> [REQUIRED WORK]
Answer with one number only: the count of lines below that hold the word "this".

App and web page records:
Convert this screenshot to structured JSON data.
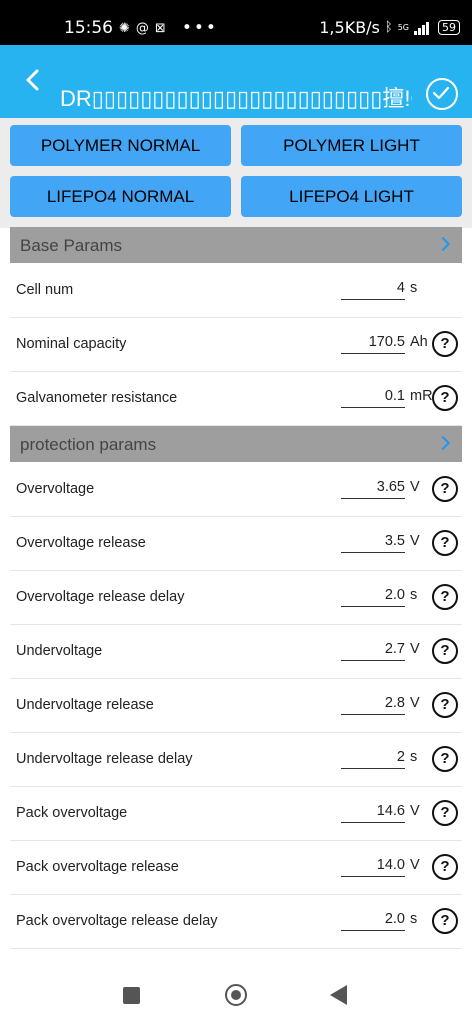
{
  "status_bar": {
    "time": "15:56",
    "left_icons": [
      "messenger-icon",
      "at-icon",
      "outlook-icon",
      "more-dots-icon"
    ],
    "net_speed": "1,5KB/s",
    "network": "5G",
    "battery": "59"
  },
  "app_bar": {
    "title": "DR\u0000\u0000\u0000\u0000\u0000\u0000\u0000\u0000\u0000\u0000\u0000\u0000\u0000\u0000\u0000\u0000\u0000\u0000\u0000\u0000\u0000\u0000\u0000\u0000\u0000擅!C瘻",
    "title_display": "DR▯▯▯▯▯▯▯▯▯▯▯▯▯▯▯▯▯▯▯▯▯▯▯▯擅!C瘻",
    "color": "#27b3ef"
  },
  "presets": [
    {
      "label": "POLYMER NORMAL"
    },
    {
      "label": "POLYMER LIGHT"
    },
    {
      "label": "LIFEPO4 NORMAL"
    },
    {
      "label": "LIFEPO4 LIGHT"
    }
  ],
  "sections": {
    "base": {
      "title": "Base Params"
    },
    "protection": {
      "title": "protection params"
    }
  },
  "base_params": [
    {
      "label": "Cell num",
      "value": "4",
      "unit": "s",
      "help": false
    },
    {
      "label": "Nominal capacity",
      "value": "170.5",
      "unit": "Ah",
      "help": true
    },
    {
      "label": "Galvanometer resistance",
      "value": "0.1",
      "unit": "mR",
      "help": true
    }
  ],
  "protection_params": [
    {
      "label": "Overvoltage",
      "value": "3.65",
      "unit": "V",
      "help": true
    },
    {
      "label": "Overvoltage release",
      "value": "3.5",
      "unit": "V",
      "help": true
    },
    {
      "label": "Overvoltage release delay",
      "value": "2.0",
      "unit": "s",
      "help": true
    },
    {
      "label": "Undervoltage",
      "value": "2.7",
      "unit": "V",
      "help": true
    },
    {
      "label": "Undervoltage release",
      "value": "2.8",
      "unit": "V",
      "help": true
    },
    {
      "label": "Undervoltage release delay",
      "value": "2",
      "unit": "s",
      "help": true
    },
    {
      "label": "Pack overvoltage",
      "value": "14.6",
      "unit": "V",
      "help": true
    },
    {
      "label": "Pack overvoltage release",
      "value": "14.0",
      "unit": "V",
      "help": true
    },
    {
      "label": "Pack overvoltage release delay",
      "value": "2.0",
      "unit": "s",
      "help": true
    }
  ],
  "help_glyph": "?",
  "nav": [
    "recents-button",
    "home-button",
    "back-button"
  ]
}
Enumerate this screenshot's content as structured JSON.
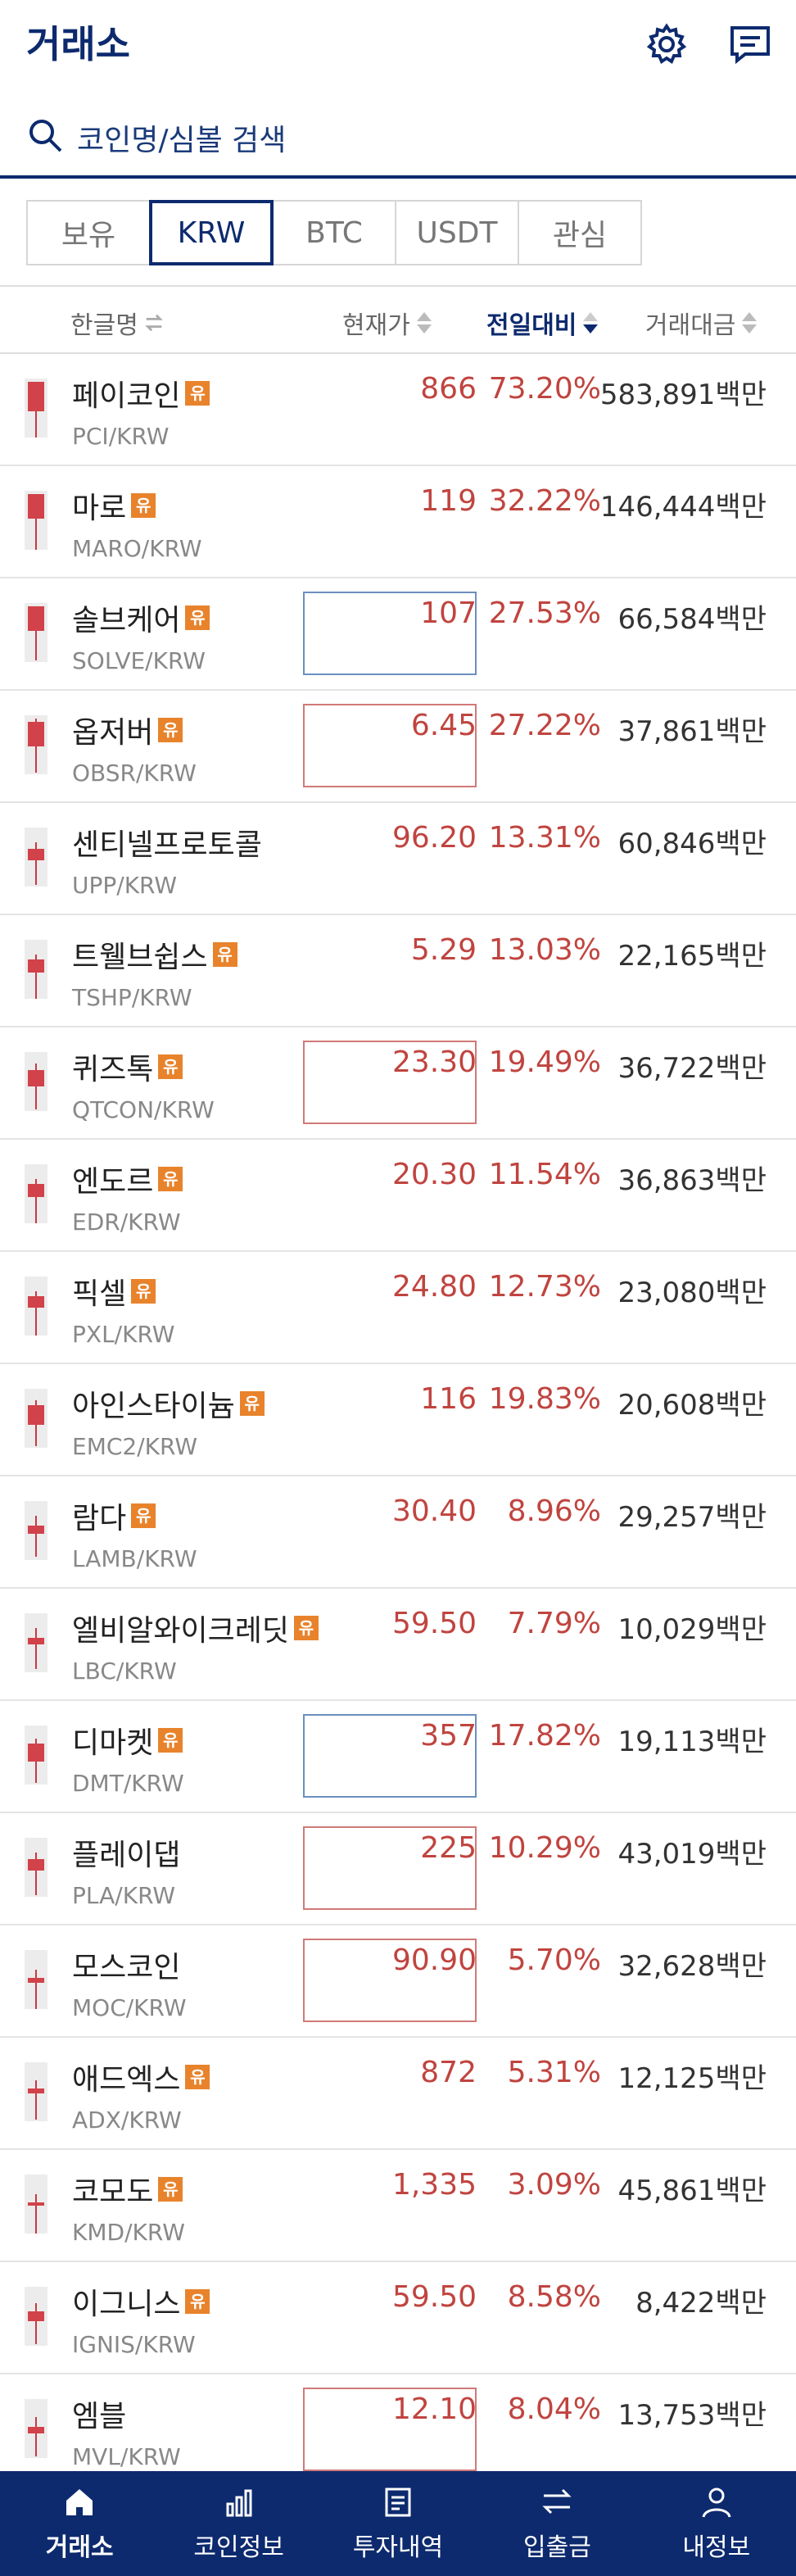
{
  "header": {
    "title": "거래소",
    "settings_icon": "gear-icon",
    "message_icon": "chat-icon"
  },
  "search": {
    "placeholder": "코인명/심볼 검색"
  },
  "tabs": [
    "보유",
    "KRW",
    "BTC",
    "USDT",
    "관심"
  ],
  "active_tab": "KRW",
  "columns": {
    "name": "한글명",
    "price": "현재가",
    "change": "전일대비",
    "volume": "거래대금"
  },
  "rows": [
    {
      "name": "페이코인",
      "badge": "유",
      "symbol": "PCI/KRW",
      "price": "866",
      "change": "73.20%",
      "volume": "583,891백만",
      "box": "none"
    },
    {
      "name": "마로",
      "badge": "유",
      "symbol": "MARO/KRW",
      "price": "119",
      "change": "32.22%",
      "volume": "146,444백만",
      "box": "none"
    },
    {
      "name": "솔브케어",
      "badge": "유",
      "symbol": "SOLVE/KRW",
      "price": "107",
      "change": "27.53%",
      "volume": "66,584백만",
      "box": "blue"
    },
    {
      "name": "옵저버",
      "badge": "유",
      "symbol": "OBSR/KRW",
      "price": "6.45",
      "change": "27.22%",
      "volume": "37,861백만",
      "box": "red"
    },
    {
      "name": "센티넬프로토콜",
      "badge": "",
      "symbol": "UPP/KRW",
      "price": "96.20",
      "change": "13.31%",
      "volume": "60,846백만",
      "box": "none"
    },
    {
      "name": "트웰브쉽스",
      "badge": "유",
      "symbol": "TSHP/KRW",
      "price": "5.29",
      "change": "13.03%",
      "volume": "22,165백만",
      "box": "none"
    },
    {
      "name": "퀴즈톡",
      "badge": "유",
      "symbol": "QTCON/KRW",
      "price": "23.30",
      "change": "19.49%",
      "volume": "36,722백만",
      "box": "red"
    },
    {
      "name": "엔도르",
      "badge": "유",
      "symbol": "EDR/KRW",
      "price": "20.30",
      "change": "11.54%",
      "volume": "36,863백만",
      "box": "none"
    },
    {
      "name": "픽셀",
      "badge": "유",
      "symbol": "PXL/KRW",
      "price": "24.80",
      "change": "12.73%",
      "volume": "23,080백만",
      "box": "none"
    },
    {
      "name": "아인스타이늄",
      "badge": "유",
      "symbol": "EMC2/KRW",
      "price": "116",
      "change": "19.83%",
      "volume": "20,608백만",
      "box": "none"
    },
    {
      "name": "람다",
      "badge": "유",
      "symbol": "LAMB/KRW",
      "price": "30.40",
      "change": "8.96%",
      "volume": "29,257백만",
      "box": "none"
    },
    {
      "name": "엘비알와이크레딧",
      "badge": "유",
      "symbol": "LBC/KRW",
      "price": "59.50",
      "change": "7.79%",
      "volume": "10,029백만",
      "box": "none"
    },
    {
      "name": "디마켓",
      "badge": "유",
      "symbol": "DMT/KRW",
      "price": "357",
      "change": "17.82%",
      "volume": "19,113백만",
      "box": "blue"
    },
    {
      "name": "플레이댑",
      "badge": "",
      "symbol": "PLA/KRW",
      "price": "225",
      "change": "10.29%",
      "volume": "43,019백만",
      "box": "red"
    },
    {
      "name": "모스코인",
      "badge": "",
      "symbol": "MOC/KRW",
      "price": "90.90",
      "change": "5.70%",
      "volume": "32,628백만",
      "box": "red"
    },
    {
      "name": "애드엑스",
      "badge": "유",
      "symbol": "ADX/KRW",
      "price": "872",
      "change": "5.31%",
      "volume": "12,125백만",
      "box": "none"
    },
    {
      "name": "코모도",
      "badge": "유",
      "symbol": "KMD/KRW",
      "price": "1,335",
      "change": "3.09%",
      "volume": "45,861백만",
      "box": "none"
    },
    {
      "name": "이그니스",
      "badge": "유",
      "symbol": "IGNIS/KRW",
      "price": "59.50",
      "change": "8.58%",
      "volume": "8,422백만",
      "box": "none"
    },
    {
      "name": "엠블",
      "badge": "",
      "symbol": "MVL/KRW",
      "price": "12.10",
      "change": "8.04%",
      "volume": "13,753백만",
      "box": "red"
    }
  ],
  "bottom_nav": [
    {
      "label": "거래소",
      "icon": "home-icon",
      "active": true
    },
    {
      "label": "코인정보",
      "icon": "bar-chart-icon",
      "active": false
    },
    {
      "label": "투자내역",
      "icon": "document-icon",
      "active": false
    },
    {
      "label": "입출금",
      "icon": "transfer-icon",
      "active": false
    },
    {
      "label": "내정보",
      "icon": "user-icon",
      "active": false
    }
  ],
  "colors": {
    "brand": "#0d2a6e",
    "up": "#c0443f",
    "badge": "#e8832c"
  }
}
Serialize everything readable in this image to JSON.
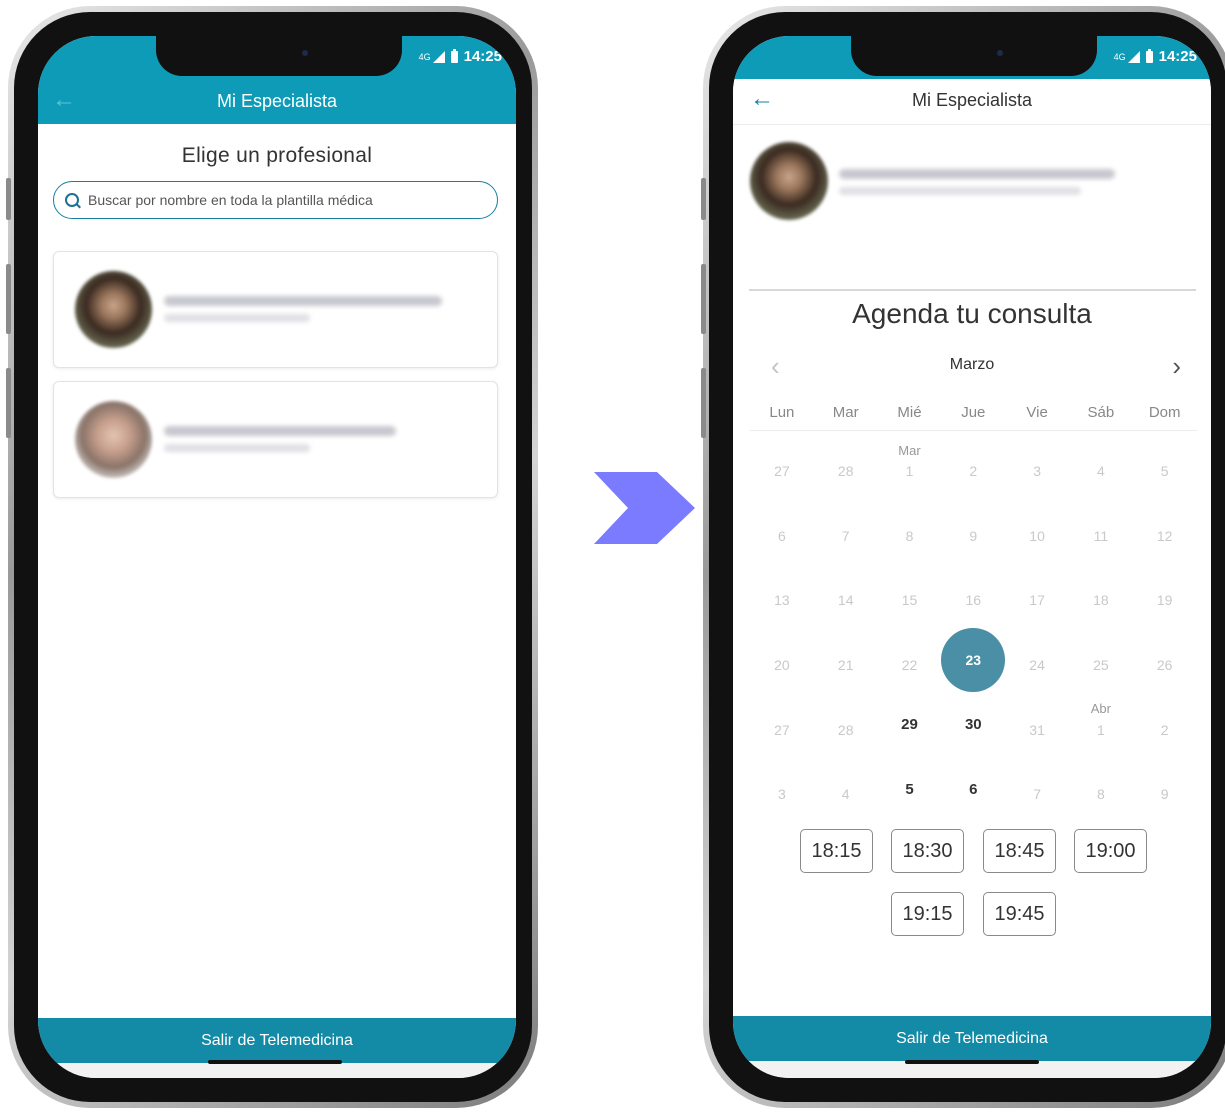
{
  "status": {
    "time": "14:25",
    "network": "4G"
  },
  "screen1": {
    "appbar_title": "Mi Especialista",
    "heading": "Elige un profesional",
    "search_placeholder": "Buscar por nombre en toda la plantilla médica",
    "exit_button": "Salir de Telemedicina"
  },
  "screen2": {
    "appbar_title": "Mi Especialista",
    "agenda_title": "Agenda tu consulta",
    "month": "Marzo",
    "weekdays": [
      "Lun",
      "Mar",
      "Mié",
      "Jue",
      "Vie",
      "Sáb",
      "Dom"
    ],
    "calendar": [
      [
        {
          "d": "27"
        },
        {
          "d": "28"
        },
        {
          "d": "1",
          "m": "Mar"
        },
        {
          "d": "2"
        },
        {
          "d": "3"
        },
        {
          "d": "4"
        },
        {
          "d": "5"
        }
      ],
      [
        {
          "d": "6"
        },
        {
          "d": "7"
        },
        {
          "d": "8"
        },
        {
          "d": "9"
        },
        {
          "d": "10"
        },
        {
          "d": "11"
        },
        {
          "d": "12"
        }
      ],
      [
        {
          "d": "13"
        },
        {
          "d": "14"
        },
        {
          "d": "15"
        },
        {
          "d": "16"
        },
        {
          "d": "17"
        },
        {
          "d": "18"
        },
        {
          "d": "19"
        }
      ],
      [
        {
          "d": "20"
        },
        {
          "d": "21"
        },
        {
          "d": "22"
        },
        {
          "d": "23",
          "state": "selected"
        },
        {
          "d": "24"
        },
        {
          "d": "25"
        },
        {
          "d": "26"
        }
      ],
      [
        {
          "d": "27"
        },
        {
          "d": "28"
        },
        {
          "d": "29",
          "state": "available"
        },
        {
          "d": "30",
          "state": "available"
        },
        {
          "d": "31"
        },
        {
          "d": "1",
          "m": "Abr"
        },
        {
          "d": "2"
        }
      ],
      [
        {
          "d": "3"
        },
        {
          "d": "4"
        },
        {
          "d": "5",
          "state": "available"
        },
        {
          "d": "6",
          "state": "available"
        },
        {
          "d": "7"
        },
        {
          "d": "8"
        },
        {
          "d": "9"
        }
      ]
    ],
    "time_slots": [
      "18:15",
      "18:30",
      "18:45",
      "19:00",
      "19:15",
      "19:45"
    ],
    "exit_button": "Salir de Telemedicina"
  },
  "colors": {
    "primary": "#0d9bb8",
    "bottom_bar": "#138ba7",
    "selected_day": "#4a8fa5",
    "arrow": "#7b7bff"
  }
}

> [TASK RESPONSE]
3